▸ The task: Every line containing the string "Music" should be returned from the records.

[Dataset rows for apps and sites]
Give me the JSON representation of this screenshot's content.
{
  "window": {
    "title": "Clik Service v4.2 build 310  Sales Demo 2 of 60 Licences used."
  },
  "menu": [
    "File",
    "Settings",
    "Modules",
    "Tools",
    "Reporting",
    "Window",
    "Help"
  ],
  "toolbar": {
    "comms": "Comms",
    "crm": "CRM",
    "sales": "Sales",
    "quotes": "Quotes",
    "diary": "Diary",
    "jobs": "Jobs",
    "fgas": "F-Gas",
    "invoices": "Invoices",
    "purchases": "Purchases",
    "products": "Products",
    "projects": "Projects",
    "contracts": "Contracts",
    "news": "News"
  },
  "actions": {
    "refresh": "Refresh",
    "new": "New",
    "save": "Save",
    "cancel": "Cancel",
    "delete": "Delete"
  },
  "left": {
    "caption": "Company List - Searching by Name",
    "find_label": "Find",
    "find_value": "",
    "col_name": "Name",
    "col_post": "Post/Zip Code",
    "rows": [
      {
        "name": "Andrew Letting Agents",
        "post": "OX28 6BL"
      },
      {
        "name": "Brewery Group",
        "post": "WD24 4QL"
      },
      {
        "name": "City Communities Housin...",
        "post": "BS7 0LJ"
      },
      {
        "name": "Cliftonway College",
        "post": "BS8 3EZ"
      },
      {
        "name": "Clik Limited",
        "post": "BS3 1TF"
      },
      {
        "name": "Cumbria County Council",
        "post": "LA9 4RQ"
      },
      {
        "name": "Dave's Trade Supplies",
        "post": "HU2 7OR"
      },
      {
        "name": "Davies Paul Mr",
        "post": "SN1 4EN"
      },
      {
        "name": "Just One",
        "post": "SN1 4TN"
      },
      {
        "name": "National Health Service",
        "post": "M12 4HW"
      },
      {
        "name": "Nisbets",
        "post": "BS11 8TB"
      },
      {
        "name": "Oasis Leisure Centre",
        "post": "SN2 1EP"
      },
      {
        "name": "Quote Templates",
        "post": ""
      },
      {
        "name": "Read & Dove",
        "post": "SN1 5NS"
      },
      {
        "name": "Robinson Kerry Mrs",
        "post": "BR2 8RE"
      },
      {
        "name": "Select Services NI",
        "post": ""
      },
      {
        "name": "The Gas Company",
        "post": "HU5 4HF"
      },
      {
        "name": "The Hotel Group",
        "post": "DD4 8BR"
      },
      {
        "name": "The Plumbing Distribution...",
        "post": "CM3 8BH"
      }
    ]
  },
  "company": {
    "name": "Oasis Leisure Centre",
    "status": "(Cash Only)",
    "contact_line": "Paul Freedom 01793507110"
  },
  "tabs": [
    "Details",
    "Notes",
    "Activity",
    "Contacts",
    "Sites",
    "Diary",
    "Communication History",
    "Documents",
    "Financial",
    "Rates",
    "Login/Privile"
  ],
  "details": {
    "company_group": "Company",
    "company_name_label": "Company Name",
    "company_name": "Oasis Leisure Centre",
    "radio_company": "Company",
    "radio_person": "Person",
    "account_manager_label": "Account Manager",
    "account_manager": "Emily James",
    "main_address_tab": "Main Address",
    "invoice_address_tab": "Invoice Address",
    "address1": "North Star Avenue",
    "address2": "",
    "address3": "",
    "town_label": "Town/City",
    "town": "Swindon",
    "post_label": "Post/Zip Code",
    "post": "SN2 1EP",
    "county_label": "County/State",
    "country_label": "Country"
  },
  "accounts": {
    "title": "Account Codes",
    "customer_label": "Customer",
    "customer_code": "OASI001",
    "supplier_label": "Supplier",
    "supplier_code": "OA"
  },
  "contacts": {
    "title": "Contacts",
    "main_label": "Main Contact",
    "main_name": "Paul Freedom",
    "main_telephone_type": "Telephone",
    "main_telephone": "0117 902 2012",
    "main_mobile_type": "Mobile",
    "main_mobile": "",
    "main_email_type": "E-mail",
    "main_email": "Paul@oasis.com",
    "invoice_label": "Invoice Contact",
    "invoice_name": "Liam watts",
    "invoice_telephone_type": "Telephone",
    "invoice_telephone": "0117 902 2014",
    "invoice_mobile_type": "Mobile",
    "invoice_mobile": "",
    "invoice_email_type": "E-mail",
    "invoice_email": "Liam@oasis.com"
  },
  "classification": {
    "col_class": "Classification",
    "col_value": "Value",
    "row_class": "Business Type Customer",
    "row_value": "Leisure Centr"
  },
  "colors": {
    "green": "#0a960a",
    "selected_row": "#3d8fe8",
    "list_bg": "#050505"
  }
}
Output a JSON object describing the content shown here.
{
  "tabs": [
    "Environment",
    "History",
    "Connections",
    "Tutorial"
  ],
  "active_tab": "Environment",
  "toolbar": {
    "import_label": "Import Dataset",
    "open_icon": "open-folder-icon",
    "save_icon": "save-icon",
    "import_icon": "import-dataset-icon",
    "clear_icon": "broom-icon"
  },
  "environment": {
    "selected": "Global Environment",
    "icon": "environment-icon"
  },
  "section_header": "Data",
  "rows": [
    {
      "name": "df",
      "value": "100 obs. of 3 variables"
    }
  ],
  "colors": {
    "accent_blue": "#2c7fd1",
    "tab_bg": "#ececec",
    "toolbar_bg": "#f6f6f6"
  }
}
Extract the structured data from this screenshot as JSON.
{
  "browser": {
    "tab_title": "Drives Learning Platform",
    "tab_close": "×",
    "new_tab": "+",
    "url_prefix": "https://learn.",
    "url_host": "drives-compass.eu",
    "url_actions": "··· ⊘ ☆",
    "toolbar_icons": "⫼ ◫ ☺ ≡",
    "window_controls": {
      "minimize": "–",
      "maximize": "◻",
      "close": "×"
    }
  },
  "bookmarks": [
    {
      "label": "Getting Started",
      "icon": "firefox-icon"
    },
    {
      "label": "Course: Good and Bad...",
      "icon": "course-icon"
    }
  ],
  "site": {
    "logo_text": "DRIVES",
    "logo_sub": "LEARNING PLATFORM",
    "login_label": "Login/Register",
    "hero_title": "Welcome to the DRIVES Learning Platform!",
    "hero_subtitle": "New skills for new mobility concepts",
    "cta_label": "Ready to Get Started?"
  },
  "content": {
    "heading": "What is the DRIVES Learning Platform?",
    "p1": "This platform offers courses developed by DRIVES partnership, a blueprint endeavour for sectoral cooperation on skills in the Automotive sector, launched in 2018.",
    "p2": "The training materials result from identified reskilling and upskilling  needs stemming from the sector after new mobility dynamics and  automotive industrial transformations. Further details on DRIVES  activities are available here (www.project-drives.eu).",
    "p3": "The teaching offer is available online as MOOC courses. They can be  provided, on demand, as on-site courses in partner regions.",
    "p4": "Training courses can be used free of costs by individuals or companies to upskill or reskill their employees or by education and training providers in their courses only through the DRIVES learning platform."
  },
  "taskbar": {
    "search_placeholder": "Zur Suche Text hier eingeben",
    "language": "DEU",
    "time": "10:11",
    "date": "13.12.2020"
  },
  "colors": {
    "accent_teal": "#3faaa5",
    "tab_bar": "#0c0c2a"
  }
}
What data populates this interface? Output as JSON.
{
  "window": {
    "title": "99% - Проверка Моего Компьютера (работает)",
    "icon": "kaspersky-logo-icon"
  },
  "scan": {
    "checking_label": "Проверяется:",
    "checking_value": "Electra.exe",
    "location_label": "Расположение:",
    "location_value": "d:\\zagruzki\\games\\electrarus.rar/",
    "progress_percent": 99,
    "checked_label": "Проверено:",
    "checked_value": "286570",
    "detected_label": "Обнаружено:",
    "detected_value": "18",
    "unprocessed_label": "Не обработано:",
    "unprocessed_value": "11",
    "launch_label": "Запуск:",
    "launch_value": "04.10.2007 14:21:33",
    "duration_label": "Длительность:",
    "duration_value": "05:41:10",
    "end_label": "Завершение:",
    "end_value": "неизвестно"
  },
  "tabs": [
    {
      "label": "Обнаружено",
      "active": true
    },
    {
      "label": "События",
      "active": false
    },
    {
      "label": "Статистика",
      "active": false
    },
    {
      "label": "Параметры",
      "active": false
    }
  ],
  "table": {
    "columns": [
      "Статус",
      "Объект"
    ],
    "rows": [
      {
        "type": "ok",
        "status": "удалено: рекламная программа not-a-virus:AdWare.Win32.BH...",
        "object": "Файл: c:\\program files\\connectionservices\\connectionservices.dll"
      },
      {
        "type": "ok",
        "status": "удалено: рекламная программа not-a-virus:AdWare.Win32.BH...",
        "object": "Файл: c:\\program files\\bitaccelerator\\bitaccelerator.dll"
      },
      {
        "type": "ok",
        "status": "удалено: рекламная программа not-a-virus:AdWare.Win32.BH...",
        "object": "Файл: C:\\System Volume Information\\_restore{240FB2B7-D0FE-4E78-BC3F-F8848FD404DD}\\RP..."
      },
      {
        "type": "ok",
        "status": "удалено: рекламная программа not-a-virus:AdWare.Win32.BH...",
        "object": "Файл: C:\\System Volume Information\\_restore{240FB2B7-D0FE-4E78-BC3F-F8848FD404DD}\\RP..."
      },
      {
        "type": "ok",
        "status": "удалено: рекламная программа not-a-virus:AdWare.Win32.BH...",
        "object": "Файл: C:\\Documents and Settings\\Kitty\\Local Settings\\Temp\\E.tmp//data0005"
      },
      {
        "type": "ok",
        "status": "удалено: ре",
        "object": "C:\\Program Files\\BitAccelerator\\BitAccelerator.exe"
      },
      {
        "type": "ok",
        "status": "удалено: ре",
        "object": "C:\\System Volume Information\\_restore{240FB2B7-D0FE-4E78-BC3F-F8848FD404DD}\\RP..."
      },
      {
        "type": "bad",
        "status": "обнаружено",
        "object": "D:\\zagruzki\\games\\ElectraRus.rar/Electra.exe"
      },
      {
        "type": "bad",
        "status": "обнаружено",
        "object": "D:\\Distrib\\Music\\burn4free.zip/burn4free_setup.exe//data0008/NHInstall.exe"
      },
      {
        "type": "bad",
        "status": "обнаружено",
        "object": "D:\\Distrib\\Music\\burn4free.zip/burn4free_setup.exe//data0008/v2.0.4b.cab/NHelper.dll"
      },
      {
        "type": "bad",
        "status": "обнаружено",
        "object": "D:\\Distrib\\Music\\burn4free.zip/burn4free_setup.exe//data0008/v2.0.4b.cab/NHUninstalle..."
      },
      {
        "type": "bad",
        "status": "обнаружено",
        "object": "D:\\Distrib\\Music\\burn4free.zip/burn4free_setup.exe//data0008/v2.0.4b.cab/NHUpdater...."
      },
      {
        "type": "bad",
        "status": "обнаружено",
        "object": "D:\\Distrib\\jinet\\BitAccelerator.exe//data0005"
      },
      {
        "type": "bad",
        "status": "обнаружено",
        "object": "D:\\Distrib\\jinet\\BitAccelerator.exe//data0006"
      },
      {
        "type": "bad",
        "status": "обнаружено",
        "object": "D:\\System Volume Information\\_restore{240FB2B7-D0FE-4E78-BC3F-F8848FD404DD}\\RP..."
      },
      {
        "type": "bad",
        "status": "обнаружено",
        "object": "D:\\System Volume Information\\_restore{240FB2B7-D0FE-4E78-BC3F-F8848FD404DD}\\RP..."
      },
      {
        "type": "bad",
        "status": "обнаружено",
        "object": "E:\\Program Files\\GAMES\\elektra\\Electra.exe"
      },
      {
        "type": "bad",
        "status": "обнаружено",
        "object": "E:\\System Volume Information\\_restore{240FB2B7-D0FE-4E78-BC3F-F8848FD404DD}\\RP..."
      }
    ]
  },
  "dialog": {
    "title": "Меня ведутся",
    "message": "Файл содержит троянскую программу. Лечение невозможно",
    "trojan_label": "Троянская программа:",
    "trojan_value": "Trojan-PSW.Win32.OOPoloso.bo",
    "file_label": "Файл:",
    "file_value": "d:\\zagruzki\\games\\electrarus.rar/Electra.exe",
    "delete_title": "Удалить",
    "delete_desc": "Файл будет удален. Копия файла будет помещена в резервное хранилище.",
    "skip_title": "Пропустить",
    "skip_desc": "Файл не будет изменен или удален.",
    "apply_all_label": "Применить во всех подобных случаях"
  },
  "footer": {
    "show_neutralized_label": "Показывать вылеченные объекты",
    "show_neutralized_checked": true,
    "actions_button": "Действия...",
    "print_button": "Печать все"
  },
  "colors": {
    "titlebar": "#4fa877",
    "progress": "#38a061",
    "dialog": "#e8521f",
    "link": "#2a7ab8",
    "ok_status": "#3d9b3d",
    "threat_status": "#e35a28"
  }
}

▸ Task result:
        "object": "D:\\Distrib\\Music\\burn4free.zip/burn4free_setup.exe//data0008/NHInstall.exe"
        "object": "D:\\Distrib\\Music\\burn4free.zip/burn4free_setup.exe//data0008/v2.0.4b.cab/NHelper.dll"
        "object": "D:\\Distrib\\Music\\burn4free.zip/burn4free_setup.exe//data0008/v2.0.4b.cab/NHUninstalle..."
        "object": "D:\\Distrib\\Music\\burn4free.zip/burn4free_setup.exe//data0008/v2.0.4b.cab/NHUpdater...."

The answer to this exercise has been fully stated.